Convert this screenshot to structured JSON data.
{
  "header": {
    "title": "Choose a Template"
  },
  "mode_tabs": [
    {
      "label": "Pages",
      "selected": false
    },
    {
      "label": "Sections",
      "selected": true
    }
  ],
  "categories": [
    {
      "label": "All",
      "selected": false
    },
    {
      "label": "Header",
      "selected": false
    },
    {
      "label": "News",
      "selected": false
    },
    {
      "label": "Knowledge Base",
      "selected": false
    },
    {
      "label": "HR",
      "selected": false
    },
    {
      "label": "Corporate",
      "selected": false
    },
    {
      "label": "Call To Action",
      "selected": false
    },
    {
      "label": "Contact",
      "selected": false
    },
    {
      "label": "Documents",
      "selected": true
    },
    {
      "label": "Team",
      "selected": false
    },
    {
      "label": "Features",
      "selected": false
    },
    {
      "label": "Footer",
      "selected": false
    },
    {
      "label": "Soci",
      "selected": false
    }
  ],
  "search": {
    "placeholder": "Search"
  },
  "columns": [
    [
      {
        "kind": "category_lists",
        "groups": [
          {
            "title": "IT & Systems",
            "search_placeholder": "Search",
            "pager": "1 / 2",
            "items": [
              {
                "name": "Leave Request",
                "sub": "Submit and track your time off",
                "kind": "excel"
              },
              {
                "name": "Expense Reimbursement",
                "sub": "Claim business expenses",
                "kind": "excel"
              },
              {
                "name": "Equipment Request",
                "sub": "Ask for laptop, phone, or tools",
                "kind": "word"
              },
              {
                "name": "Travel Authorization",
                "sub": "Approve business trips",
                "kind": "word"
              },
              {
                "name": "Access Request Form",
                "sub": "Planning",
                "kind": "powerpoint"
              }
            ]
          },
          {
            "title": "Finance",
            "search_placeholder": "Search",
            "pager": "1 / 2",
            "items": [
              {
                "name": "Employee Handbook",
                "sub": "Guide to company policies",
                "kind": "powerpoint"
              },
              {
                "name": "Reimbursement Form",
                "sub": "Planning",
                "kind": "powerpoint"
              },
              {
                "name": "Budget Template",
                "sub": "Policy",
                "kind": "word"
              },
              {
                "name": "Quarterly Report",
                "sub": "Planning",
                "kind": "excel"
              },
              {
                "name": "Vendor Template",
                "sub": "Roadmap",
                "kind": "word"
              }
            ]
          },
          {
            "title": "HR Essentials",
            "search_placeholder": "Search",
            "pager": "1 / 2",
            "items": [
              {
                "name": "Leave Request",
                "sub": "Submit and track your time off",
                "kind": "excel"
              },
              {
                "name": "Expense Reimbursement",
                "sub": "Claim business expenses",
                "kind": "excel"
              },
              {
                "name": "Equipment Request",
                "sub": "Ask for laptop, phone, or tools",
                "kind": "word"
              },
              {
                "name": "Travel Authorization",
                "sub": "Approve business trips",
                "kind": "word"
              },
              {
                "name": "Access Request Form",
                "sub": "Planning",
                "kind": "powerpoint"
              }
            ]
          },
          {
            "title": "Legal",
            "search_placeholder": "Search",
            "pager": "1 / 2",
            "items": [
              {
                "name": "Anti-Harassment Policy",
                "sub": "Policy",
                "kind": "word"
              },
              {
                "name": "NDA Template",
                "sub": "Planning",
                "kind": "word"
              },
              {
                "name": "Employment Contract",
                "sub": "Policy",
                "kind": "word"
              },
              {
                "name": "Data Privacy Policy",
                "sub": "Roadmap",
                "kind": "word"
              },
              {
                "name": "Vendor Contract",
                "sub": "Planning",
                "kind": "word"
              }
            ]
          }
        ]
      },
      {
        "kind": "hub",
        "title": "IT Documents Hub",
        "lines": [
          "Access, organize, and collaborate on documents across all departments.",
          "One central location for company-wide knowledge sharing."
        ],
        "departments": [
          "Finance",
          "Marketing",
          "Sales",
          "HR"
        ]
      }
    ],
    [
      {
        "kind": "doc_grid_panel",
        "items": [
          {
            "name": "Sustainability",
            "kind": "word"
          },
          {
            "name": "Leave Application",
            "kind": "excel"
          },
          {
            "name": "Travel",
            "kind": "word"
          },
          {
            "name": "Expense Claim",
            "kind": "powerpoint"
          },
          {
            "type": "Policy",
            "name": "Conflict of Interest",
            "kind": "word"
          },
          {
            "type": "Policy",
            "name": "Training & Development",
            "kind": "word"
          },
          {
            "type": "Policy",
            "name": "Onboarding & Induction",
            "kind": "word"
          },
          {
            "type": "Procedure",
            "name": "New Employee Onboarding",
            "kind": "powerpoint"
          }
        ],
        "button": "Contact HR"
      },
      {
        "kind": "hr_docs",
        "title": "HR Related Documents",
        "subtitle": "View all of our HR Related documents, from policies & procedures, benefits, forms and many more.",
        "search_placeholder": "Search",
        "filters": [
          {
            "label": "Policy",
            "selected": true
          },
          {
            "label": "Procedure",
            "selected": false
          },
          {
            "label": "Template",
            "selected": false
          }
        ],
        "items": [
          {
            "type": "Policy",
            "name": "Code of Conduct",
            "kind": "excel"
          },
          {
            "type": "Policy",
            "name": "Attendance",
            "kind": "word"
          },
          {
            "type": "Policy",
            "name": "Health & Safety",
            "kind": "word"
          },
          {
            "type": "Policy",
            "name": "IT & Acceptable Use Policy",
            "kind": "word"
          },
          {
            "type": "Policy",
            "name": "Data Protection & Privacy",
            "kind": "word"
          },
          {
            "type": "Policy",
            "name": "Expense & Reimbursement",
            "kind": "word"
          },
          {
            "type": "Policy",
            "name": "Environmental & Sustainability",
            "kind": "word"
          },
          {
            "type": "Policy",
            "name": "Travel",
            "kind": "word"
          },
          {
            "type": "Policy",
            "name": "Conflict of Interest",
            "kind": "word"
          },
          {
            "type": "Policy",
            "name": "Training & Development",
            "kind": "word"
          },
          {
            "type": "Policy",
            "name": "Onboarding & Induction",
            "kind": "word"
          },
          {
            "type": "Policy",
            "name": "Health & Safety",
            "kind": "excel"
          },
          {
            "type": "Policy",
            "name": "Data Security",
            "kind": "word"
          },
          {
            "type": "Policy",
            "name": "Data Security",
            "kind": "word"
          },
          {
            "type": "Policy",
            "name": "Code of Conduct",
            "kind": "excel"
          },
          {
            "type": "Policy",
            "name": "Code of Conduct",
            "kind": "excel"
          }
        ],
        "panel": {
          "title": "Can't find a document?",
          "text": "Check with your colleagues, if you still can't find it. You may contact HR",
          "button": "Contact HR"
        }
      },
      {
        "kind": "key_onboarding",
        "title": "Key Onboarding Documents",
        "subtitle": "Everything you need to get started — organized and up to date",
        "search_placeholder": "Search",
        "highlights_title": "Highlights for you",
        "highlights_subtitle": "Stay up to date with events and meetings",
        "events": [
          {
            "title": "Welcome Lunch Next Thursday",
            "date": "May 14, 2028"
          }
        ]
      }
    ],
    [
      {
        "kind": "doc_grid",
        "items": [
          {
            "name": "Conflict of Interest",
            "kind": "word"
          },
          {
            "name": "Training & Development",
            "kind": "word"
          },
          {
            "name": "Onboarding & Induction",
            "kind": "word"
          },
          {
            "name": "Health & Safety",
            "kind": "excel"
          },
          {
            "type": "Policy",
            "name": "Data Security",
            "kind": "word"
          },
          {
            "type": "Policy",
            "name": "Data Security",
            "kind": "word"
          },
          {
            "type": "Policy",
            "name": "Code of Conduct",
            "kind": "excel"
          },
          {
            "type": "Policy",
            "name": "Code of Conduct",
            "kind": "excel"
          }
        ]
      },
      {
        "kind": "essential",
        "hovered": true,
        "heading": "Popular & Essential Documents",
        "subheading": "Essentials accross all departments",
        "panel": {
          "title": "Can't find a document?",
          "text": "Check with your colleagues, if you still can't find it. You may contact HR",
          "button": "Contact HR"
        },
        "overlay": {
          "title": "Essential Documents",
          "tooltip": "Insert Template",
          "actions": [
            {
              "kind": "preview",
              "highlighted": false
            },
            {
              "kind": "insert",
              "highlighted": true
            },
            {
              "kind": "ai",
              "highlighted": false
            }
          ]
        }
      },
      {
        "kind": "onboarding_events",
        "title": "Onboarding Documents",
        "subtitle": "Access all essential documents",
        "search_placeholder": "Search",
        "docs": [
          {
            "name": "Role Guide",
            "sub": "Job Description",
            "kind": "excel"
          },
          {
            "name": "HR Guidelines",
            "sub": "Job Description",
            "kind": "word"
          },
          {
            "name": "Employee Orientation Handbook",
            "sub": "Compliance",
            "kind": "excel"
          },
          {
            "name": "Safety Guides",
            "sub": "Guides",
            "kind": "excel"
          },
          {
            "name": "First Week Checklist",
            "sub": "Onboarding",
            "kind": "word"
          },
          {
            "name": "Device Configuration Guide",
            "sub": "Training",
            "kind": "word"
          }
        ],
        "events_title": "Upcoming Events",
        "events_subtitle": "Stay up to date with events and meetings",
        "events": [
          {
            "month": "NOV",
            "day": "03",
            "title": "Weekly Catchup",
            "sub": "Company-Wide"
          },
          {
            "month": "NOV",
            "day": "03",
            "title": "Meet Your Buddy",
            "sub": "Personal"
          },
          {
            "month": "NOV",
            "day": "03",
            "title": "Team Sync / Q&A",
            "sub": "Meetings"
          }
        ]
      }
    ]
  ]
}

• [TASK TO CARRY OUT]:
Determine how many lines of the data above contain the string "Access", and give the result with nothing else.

• [ANSWER TO THIS PROBLEM]:
4